Biography of John Adams

Lawyer (1758-1761)

"My Inclination was soon fixed upon the Law: But my judgment was not so easily determined."

John Adams, Autobiography

Adams began to study law under James Putnam. Adams continued to teach school during the day and study law at night. When it came time for Adams to present himself to the bar at Braintree, Putnam failed to accompany Adams. Fortunately, Jeremiah Gridley, another lawyer, recommended Adams. Adams was admitted to the bar in 1758. Gridley also gave Adams sage advice not to marry early. Adams followed this advice and threw himself into his law studies.

Later that year, John Adams met Hannah Quincy who was a year younger than John. They met on many a Sunday evening. Adams almost forgot Gridley's advice and was on the brink of a proposal when two of Adams' friends walked into the parlor. Soon Hannah tired of waiting on Adams and married another man in 1760.
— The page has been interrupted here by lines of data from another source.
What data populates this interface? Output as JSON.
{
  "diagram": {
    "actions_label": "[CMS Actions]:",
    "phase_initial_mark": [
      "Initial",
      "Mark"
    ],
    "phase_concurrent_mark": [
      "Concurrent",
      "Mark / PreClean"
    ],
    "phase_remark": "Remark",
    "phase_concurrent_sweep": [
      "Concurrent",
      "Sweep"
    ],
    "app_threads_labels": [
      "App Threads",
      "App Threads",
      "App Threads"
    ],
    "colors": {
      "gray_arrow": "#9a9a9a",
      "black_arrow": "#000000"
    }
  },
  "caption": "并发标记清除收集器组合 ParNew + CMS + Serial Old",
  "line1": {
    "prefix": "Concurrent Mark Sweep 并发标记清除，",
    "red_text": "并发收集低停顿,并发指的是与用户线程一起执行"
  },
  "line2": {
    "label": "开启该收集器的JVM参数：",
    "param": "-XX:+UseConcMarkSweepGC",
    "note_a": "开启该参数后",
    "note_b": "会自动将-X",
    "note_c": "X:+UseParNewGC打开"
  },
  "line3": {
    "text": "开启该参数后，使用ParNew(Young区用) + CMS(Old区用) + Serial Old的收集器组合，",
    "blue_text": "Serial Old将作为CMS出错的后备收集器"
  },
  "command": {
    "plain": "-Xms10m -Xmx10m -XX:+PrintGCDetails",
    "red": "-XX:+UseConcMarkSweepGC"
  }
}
When the citizens of Worcester learned that Adams was now a lawyer, they offered him a position as town register of deeds if would set up in town as a lawyer. Adams rejected their offer and returned to Braintree.

Adams' first case was between two neighbors that had been feuding for years. Adams' client had lost the first case. Adams' client had filed a sort of an appeal, called a writ. Adams lost that case on a technicality he - had forgotten to fill the name of the county on the writ! After the case, Adams realized that to become a successful lawyer, he needed to study local law instead of the law classics he was reading.

In 1764, Adams married Abigail Smith on October 25. At the time John was 28 and his bride was 19. Abigail became John's best friend and quite possibly his wisest political advisor. Though they were separated for long periods of time, Abigail kept John posted of the current events at home. Abigail was the first First Lady to live in the White House and is regarded as one of the early advocates of the women's liberation movement. Abigail and John had four children live to maturity. She was the only First Lady to have a son become President. Abigail died of typhoid fever on October 28, 1818, just after the Adams' fifty-fourth anniversary.